-- DATA RECORDS follows --

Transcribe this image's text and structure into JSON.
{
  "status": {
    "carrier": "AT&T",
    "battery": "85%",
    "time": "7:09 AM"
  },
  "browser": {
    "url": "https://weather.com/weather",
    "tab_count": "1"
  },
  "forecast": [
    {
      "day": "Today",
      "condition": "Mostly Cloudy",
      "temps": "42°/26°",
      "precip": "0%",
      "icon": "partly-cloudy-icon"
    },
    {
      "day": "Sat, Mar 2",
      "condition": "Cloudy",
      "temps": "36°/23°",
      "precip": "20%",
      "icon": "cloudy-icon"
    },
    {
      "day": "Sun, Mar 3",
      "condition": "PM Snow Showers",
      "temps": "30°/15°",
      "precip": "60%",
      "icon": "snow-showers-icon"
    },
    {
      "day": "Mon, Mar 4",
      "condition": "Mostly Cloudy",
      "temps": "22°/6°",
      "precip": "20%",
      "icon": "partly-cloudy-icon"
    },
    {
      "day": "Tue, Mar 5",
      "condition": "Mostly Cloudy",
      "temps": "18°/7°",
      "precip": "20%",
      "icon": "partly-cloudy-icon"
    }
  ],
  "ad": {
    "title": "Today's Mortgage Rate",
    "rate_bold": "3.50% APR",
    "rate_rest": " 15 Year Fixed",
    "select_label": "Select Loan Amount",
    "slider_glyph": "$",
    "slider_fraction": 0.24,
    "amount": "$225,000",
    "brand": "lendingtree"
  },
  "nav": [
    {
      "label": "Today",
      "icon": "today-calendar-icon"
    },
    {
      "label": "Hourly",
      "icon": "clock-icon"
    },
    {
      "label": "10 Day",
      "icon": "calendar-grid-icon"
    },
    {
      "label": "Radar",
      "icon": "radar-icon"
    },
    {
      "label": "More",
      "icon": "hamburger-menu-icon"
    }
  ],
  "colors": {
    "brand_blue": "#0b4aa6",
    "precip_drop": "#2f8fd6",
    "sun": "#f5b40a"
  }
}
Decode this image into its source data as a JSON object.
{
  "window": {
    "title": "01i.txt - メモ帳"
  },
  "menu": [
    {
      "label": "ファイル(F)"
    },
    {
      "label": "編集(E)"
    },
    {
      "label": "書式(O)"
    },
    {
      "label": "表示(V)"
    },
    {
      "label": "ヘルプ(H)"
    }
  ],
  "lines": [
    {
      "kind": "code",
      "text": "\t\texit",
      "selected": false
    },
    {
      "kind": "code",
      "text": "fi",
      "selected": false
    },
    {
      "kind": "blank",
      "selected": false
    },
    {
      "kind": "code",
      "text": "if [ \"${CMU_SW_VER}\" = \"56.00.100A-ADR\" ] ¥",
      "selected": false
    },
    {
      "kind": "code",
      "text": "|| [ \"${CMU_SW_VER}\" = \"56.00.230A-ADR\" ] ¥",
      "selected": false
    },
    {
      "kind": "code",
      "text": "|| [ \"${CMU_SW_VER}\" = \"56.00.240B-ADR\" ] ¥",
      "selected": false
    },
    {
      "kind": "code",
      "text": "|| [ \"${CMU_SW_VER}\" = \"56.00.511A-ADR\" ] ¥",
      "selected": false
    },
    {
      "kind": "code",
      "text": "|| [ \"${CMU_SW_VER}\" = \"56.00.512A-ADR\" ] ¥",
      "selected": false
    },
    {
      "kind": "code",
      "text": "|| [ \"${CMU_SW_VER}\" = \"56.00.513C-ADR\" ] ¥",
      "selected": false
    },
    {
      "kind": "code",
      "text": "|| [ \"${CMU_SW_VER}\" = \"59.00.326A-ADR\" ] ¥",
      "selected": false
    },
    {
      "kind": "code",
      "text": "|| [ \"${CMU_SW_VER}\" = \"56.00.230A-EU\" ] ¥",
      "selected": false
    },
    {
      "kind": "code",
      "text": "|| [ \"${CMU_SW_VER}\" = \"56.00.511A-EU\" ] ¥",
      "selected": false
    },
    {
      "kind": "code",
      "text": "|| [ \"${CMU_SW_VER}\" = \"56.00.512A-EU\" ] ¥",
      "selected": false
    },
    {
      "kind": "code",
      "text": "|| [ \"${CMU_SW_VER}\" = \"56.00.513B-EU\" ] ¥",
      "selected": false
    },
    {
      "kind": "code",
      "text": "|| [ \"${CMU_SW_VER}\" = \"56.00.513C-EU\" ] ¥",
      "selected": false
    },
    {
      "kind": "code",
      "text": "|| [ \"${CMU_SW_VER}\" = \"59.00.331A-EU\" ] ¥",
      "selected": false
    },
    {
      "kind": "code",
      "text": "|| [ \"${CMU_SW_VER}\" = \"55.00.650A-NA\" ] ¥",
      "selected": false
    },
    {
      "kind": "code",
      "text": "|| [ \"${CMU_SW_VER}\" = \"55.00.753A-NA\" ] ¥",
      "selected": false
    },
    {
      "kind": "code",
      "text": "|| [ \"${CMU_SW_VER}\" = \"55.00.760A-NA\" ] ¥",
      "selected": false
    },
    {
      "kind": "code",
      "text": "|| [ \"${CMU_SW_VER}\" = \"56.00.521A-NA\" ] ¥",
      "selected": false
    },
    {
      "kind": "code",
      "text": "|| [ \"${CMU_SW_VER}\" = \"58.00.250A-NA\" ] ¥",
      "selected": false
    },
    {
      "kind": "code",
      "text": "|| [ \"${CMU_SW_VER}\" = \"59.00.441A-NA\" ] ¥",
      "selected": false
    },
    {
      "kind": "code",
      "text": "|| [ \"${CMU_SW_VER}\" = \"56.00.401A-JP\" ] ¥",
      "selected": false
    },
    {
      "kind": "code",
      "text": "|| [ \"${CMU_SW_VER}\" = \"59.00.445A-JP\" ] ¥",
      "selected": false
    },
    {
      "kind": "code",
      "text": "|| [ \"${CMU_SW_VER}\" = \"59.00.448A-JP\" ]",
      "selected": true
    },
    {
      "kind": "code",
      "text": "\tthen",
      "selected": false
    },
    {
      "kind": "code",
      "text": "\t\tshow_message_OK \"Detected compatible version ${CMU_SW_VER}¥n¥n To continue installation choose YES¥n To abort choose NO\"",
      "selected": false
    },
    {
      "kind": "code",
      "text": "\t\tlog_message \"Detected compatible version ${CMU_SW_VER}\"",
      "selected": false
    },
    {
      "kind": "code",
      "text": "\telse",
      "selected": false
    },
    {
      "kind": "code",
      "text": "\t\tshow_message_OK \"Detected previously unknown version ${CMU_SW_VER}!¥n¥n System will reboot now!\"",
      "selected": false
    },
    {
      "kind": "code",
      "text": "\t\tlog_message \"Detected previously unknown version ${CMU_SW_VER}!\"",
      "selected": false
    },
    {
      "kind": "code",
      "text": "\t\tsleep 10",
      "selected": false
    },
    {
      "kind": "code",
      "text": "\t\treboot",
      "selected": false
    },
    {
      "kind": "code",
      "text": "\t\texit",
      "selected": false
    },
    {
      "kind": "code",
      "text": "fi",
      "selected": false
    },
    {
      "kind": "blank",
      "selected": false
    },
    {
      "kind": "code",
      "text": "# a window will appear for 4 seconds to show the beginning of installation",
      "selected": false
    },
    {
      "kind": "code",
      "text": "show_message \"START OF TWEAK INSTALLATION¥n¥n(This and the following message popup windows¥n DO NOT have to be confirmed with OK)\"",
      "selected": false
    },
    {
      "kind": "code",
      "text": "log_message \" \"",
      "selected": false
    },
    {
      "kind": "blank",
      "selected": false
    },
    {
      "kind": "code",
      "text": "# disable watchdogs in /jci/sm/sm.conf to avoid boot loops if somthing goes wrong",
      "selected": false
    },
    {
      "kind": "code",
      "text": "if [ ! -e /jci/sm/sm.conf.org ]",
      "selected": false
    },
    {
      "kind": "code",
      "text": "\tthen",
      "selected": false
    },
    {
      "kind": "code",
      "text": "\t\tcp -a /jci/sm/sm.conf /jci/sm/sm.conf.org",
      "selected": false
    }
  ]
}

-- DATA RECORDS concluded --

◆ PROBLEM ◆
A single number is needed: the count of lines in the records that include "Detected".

◆ TASK SOLUTION ◆
4